ASSIGNED TASK: Without the images, print all the entries below exactly as given.

[Collected data entries]
BEGIN

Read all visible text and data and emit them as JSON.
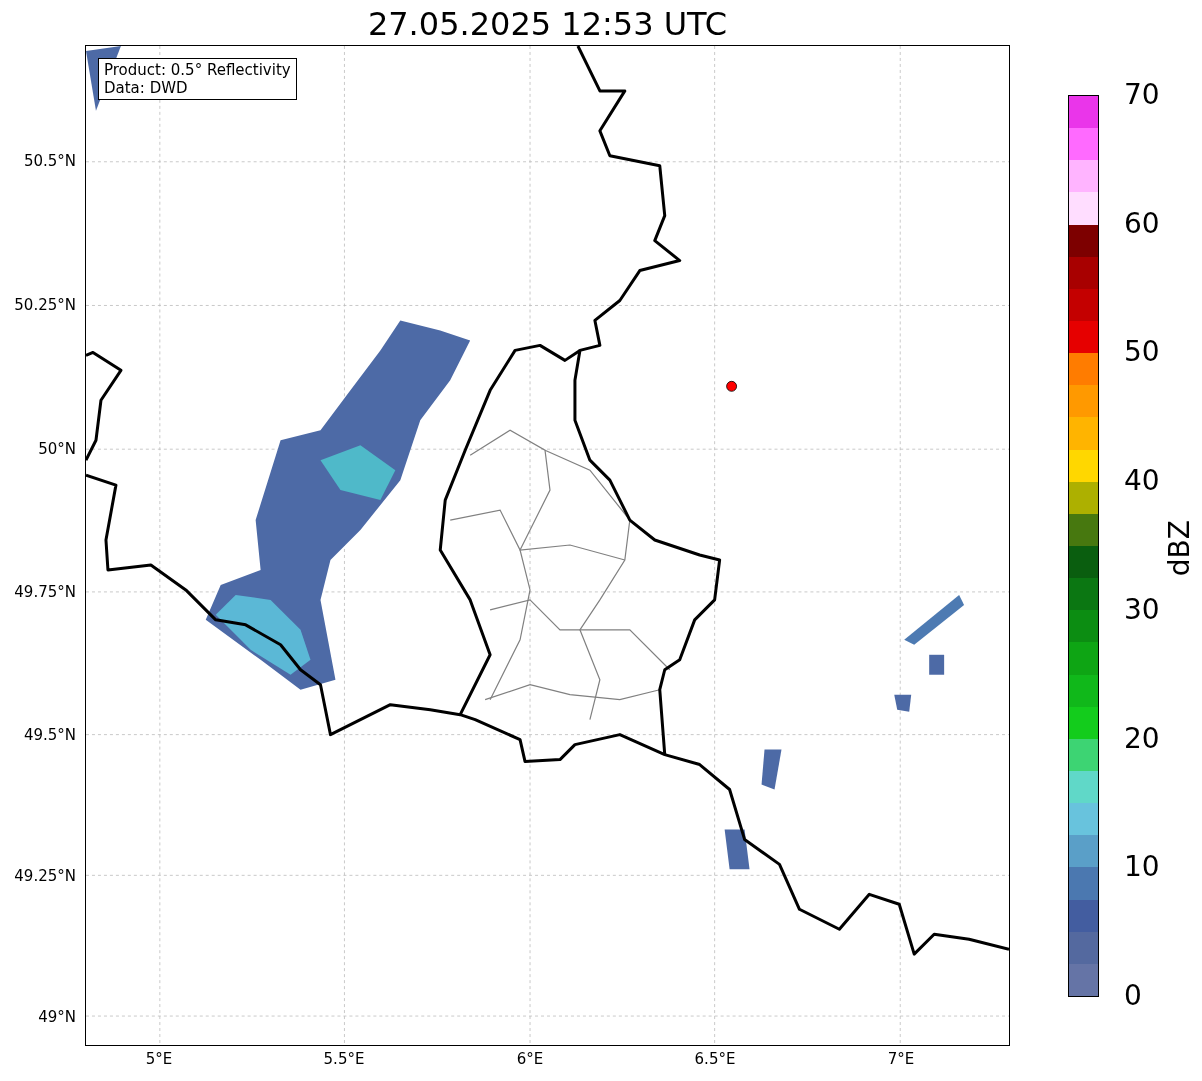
{
  "title": "27.05.2025 12:53 UTC",
  "legend": [
    "Product: 0.5° Reflectivity",
    "Data: DWD"
  ],
  "lat_ticks": [
    "50.5°N",
    "50.25°N",
    "50°N",
    "49.75°N",
    "49.5°N",
    "49.25°N",
    "49°N"
  ],
  "lon_ticks": [
    "5°E",
    "5.5°E",
    "6°E",
    "6.5°E",
    "7°E"
  ],
  "colorbar": {
    "label": "dBZ",
    "ticks": [
      "70",
      "60",
      "50",
      "40",
      "30",
      "20",
      "10",
      "0"
    ]
  }
}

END

SOLUTION FOR THIS TASK:
Read all visible text and data and emit them as JSON.
{
  "title": "27.05.2025 12:53 UTC",
  "legend": [
    "Product: 0.5° Reflectivity",
    "Data: DWD"
  ],
  "lat_ticks": [
    "50.5°N",
    "50.25°N",
    "50°N",
    "49.75°N",
    "49.5°N",
    "49.25°N",
    "49°N"
  ],
  "lon_ticks": [
    "5°E",
    "5.5°E",
    "6°E",
    "6.5°E",
    "7°E"
  ],
  "colorbar": {
    "label": "dBZ",
    "ticks": [
      "70",
      "60",
      "50",
      "40",
      "30",
      "20",
      "10",
      "0"
    ]
  }
}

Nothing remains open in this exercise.